This year uptick of infected cases exceeded last year's cases and the peak has yet to be reported. Hospitalization is dominated by the unvaccinated patients, >90%. Breakthrough cases are reported but these vaccinated (and boostered) patients are experiencing mild symptoms while being protected from serious hospitalization. We will see the peak of this wave several weeks after the New Year.
Lockdown is unlikely to take place this time around. I expected the market will be volatile in the first part of 2022. So have a decent cash position may not be a good idea. Several fund managers who have done well in 2020's drawdown are all holding 10%+ cash.
I viewed the "red" again, too; late last evening and thought that it may not persist overnight...but.
I'm placing the market links here again, versus keeping them only at the beginning of this post, for easier access.

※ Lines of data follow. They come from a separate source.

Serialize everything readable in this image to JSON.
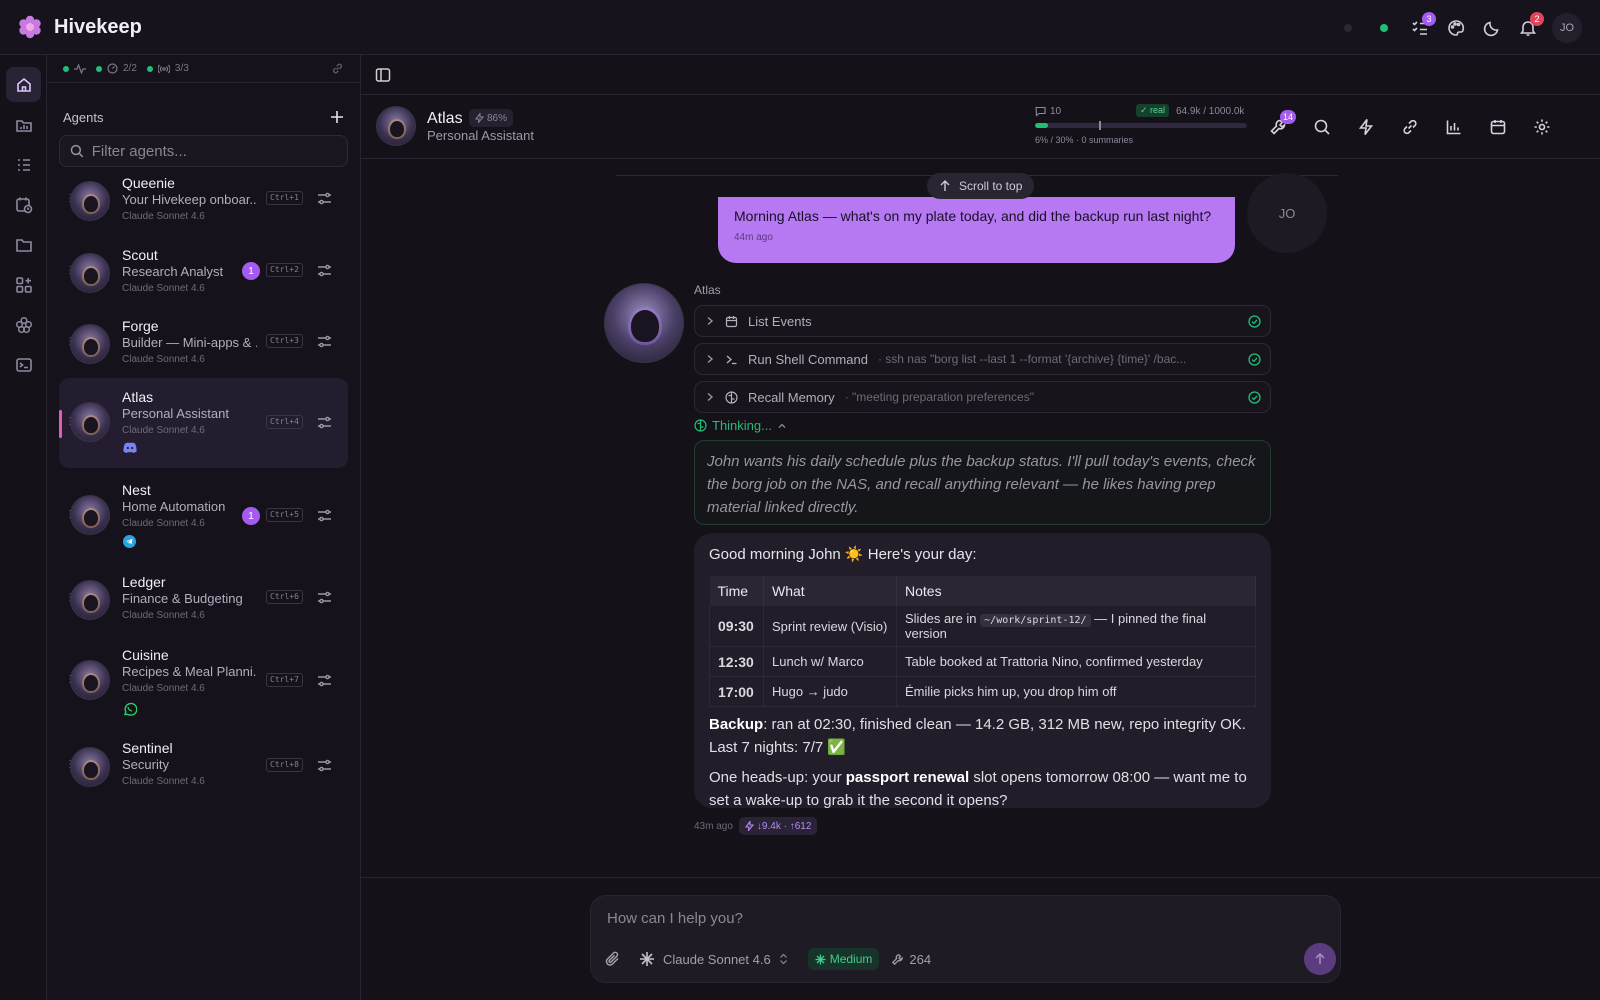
{
  "app": {
    "name": "Hivekeep"
  },
  "topbar": {
    "tasks_badge": "3",
    "notif_badge": "2",
    "user_initials": "JO"
  },
  "status": {
    "sessions": "2/2",
    "channels": "3/3"
  },
  "sidebar": {
    "title": "Agents",
    "filter_placeholder": "Filter agents...",
    "agents": [
      {
        "name": "Queenie",
        "role": "Your Hivekeep onboar...",
        "model": "Claude Sonnet 4.6",
        "shortcut": "Ctrl+1"
      },
      {
        "name": "Scout",
        "role": "Research Analyst",
        "model": "Claude Sonnet 4.6",
        "shortcut": "Ctrl+2",
        "unread": "1"
      },
      {
        "name": "Forge",
        "role": "Builder — Mini-apps & ...",
        "model": "Claude Sonnet 4.6",
        "shortcut": "Ctrl+3"
      },
      {
        "name": "Atlas",
        "role": "Personal Assistant",
        "model": "Claude Sonnet 4.6",
        "shortcut": "Ctrl+4",
        "channel": "discord-icon"
      },
      {
        "name": "Nest",
        "role": "Home Automation",
        "model": "Claude Sonnet 4.6",
        "shortcut": "Ctrl+5",
        "unread": "1",
        "channel": "telegram-icon"
      },
      {
        "name": "Ledger",
        "role": "Finance & Budgeting",
        "model": "Claude Sonnet 4.6",
        "shortcut": "Ctrl+6"
      },
      {
        "name": "Cuisine",
        "role": "Recipes & Meal Planni...",
        "model": "Claude Sonnet 4.6",
        "shortcut": "Ctrl+7",
        "channel": "whatsapp-icon"
      },
      {
        "name": "Sentinel",
        "role": "Security",
        "model": "Claude Sonnet 4.6",
        "shortcut": "Ctrl+8"
      }
    ]
  },
  "header": {
    "name": "Atlas",
    "pct": "86%",
    "role": "Personal Assistant",
    "messages": "10",
    "real_label": "✓ real",
    "tokens": "64.9k / 1000.0k",
    "usage_fraction": 0.06,
    "threshold_fraction": 0.3,
    "context_summary": "6% / 30% · 0 summaries",
    "tools_badge": "14"
  },
  "chat": {
    "scroll_top_label": "Scroll to top",
    "user_message": "Morning Atlas — what's on my plate today, and did the backup run last night?",
    "user_time": "44m ago",
    "user_initials": "JO",
    "bot_name": "Atlas",
    "tools": [
      {
        "name": "List Events",
        "args": ""
      },
      {
        "name": "Run Shell Command",
        "args": "· ssh nas \"borg list --last 1 --format '{archive} {time}' /bac..."
      },
      {
        "name": "Recall Memory",
        "args": "· \"meeting preparation preferences\""
      }
    ],
    "thinking_label": "Thinking...",
    "thinking_text": "John wants his daily schedule plus the backup status. I'll pull today's events, check the borg job on the NAS, and recall anything relevant — he likes having prep material linked directly.",
    "greeting": "Good morning John ☀️ Here's your day:",
    "table": {
      "headers": [
        "Time",
        "What",
        "Notes"
      ],
      "rows": [
        {
          "time": "09:30",
          "what": "Sprint review (Visio)",
          "notes_pre": "Slides are in ",
          "notes_code": "~/work/sprint-12/",
          "notes_post": " — I pinned the final version"
        },
        {
          "time": "12:30",
          "what": "Lunch w/ Marco",
          "notes_pre": "Table booked at Trattoria Nino, confirmed yesterday",
          "notes_code": "",
          "notes_post": ""
        },
        {
          "time": "17:00",
          "what": "Hugo → judo",
          "notes_pre": "Émilie picks him up, you drop him off",
          "notes_code": "",
          "notes_post": ""
        }
      ]
    },
    "backup_label": "Backup",
    "backup_text": ": ran at 02:30, finished clean — 14.2 GB, 312 MB new, repo integrity OK. Last 7 nights: 7/7 ✅",
    "headsup_pre": "One heads-up: your ",
    "headsup_bold": "passport renewal",
    "headsup_post": " slot opens tomorrow 08:00 — want me to set a wake-up to grab it the second it opens?",
    "reply_time": "43m ago",
    "reply_tokens": "↓9.4k · ↑612"
  },
  "composer": {
    "placeholder": "How can I help you?",
    "model": "Claude Sonnet 4.6",
    "effort": "Medium",
    "tool_count": "264"
  },
  "colors": {
    "accent": "#b679f2",
    "ok": "#1fbf76",
    "badge": "#a45cf0",
    "danger": "#e0455e"
  }
}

The slow market melt remains, eh? Our house remains U.S. markets and growth equity oriented. I surely don't know where the money is hiding, at this moment; but there remains too much "hot" money looking for a home, at this point, IMHO. As to how much of a sell down is needed to bring the money back into the equity markets, I don't know.......the magic 8 ball is still awaiting repair parts. I do review technical data as to 14 day relative strength to discover what areas are moving towards or are at a "30" reading, which attempts to indicate an oversold or buy area for whatever is being reviewed.
The "red" remark is relative to the first set of data for global markets, as one scrolls down. The clock icon at the right edge indicates full open trading. One will also see the blinking of a line, as market numbers change.

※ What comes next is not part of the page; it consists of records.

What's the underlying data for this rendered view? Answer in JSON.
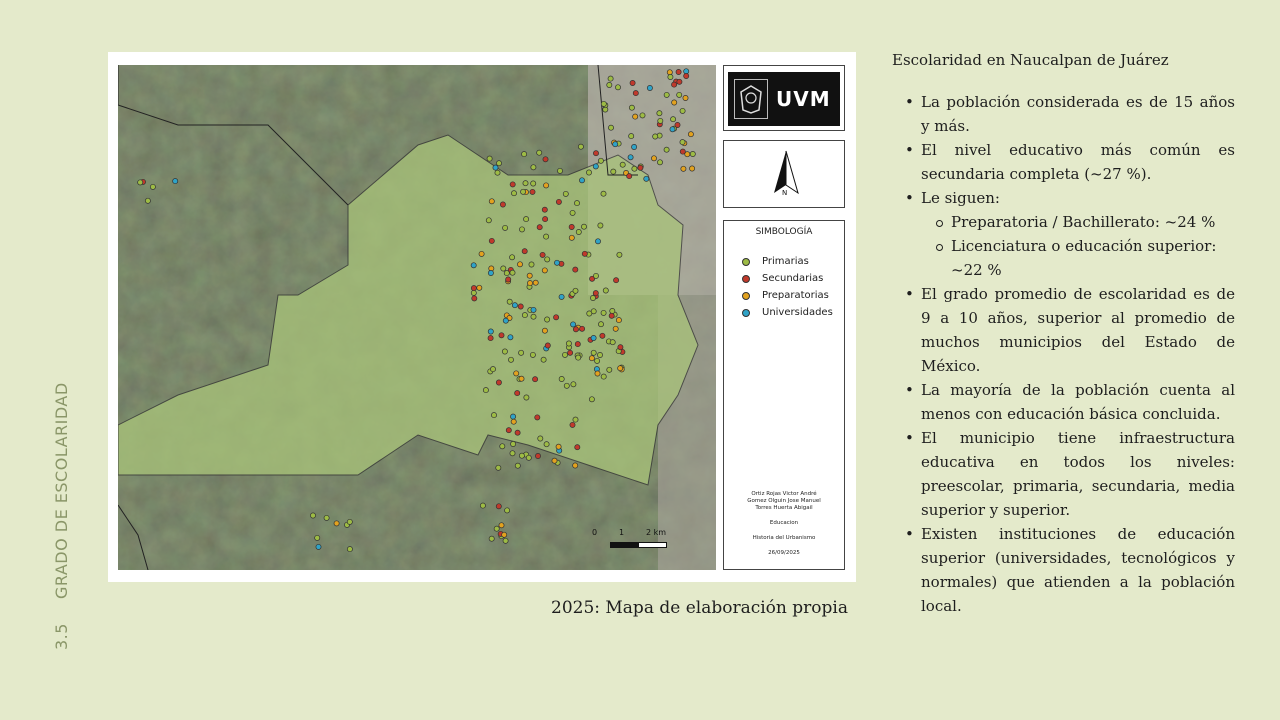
{
  "side_title": {
    "number": "3.5",
    "label": "GRADO DE ESCOLARIDAD"
  },
  "map": {
    "logo": {
      "text": "UVM"
    },
    "north_label": "N",
    "legend": {
      "title": "SIMBOLOGÍA",
      "items": [
        {
          "label": "Primarias",
          "color": "#9dbb45"
        },
        {
          "label": "Secundarias",
          "color": "#c0392b"
        },
        {
          "label": "Preparatorias",
          "color": "#e2a21f"
        },
        {
          "label": "Universidades",
          "color": "#2fa3c7"
        }
      ]
    },
    "credits": {
      "author1": "Ortiz Rojas Victor André",
      "author2": "Gomez Olguin Jose Manuel",
      "author3": "Torres Huerta Abigail",
      "subject": "Educacion",
      "course": "Historia del Urbanismo",
      "date": "26/09/2025"
    },
    "scale": {
      "l0": "0",
      "l1": "1",
      "l2": "2 km"
    }
  },
  "caption": "2025: Mapa de elaboración propia",
  "content": {
    "heading": "Escolaridad en Naucalpan de Juárez",
    "b1": "La población considerada es de 15 años y más.",
    "b2": "El nivel educativo más común es secundaria completa (~27 %).",
    "b3": "Le siguen:",
    "b3a": "Preparatoria / Bachillerato: ~24 %",
    "b3b1": "Licenciatura o educación superior:",
    "b3b2": "~22 %",
    "b4": "El grado promedio de escolaridad es de 9 a 10 años, superior al promedio de muchos municipios del Estado de México.",
    "b5": "La mayoría de la población cuenta al menos con educación básica concluida.",
    "b6": "El municipio tiene infraestructura educativa en todos los niveles: preescolar, primaria, secundaria, media superior y superior.",
    "b7": "Existen instituciones de educación superior (universidades, tecnológicos y normales) que atienden a la población local."
  }
}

Global Futures and Active/Open Markets
NOTE: I'll add FINVIZ, mixed markets.
AND Global etf's, multi-sectors, active real time changes through a trading day.
About a 1.5% dip today across most markets mid morning. Oil is very hot due to tensions in the Middle East and over Ukraine. Gold’s flat, but silver shot up. SLV was more than 2% higher last look. Bonds are getting the blame. 10 year was up to 1.85% last night. Suspect it will drop back by day’s end.
I’m watching ARKK to see if its steep dive will level off before it crashes and burns. But it’s down more than the average market loss today. To some extent I think money has been rushing to perceived “safer” investments (ie from aggressive growth and tech to value and preferred stocks). Might be the right move. But it might also be akin to seeking safety on a sinking ship by climbing to the upper levels.
For the literary minded, one of my favorite Hemingway passages:
“Once in camp I put a log on a fire and it was full of ants. As it commenced to burn, the ants swarmed out and went first toward the center where the fire was; then turned back and ran toward the end. When there were enough on the end they fell off into the fire. Some got out, their bodies burnt and flattened, and went off not knowing where they were going. But most of them went toward the fire and then back toward the end and swarmed on the cool end and finally fell off into the fire. I remember thinking at the time that it was the end of the world and a splendid chance to be a messiah and lift the log off the fire and throw it out where the ants could get off onto the ground. But I did not do anything but throw a tin cup of water on the log, so that I would have the cup empty to put whiskey in before I added water to it. I think the cup of water on the burning log only steamed the ants.”
What I find funny is when someone "knows" the reason why it went down. So many predictions by so many "experts" have been wrong(link).
So why did stocks go down? The only true reason is because there are more sellers than buyers.
What a great post today! I needed that. Hemingway fireside read....just to forget about the red today. Thanks! This longneck is for you, Bro.....and the second one, too!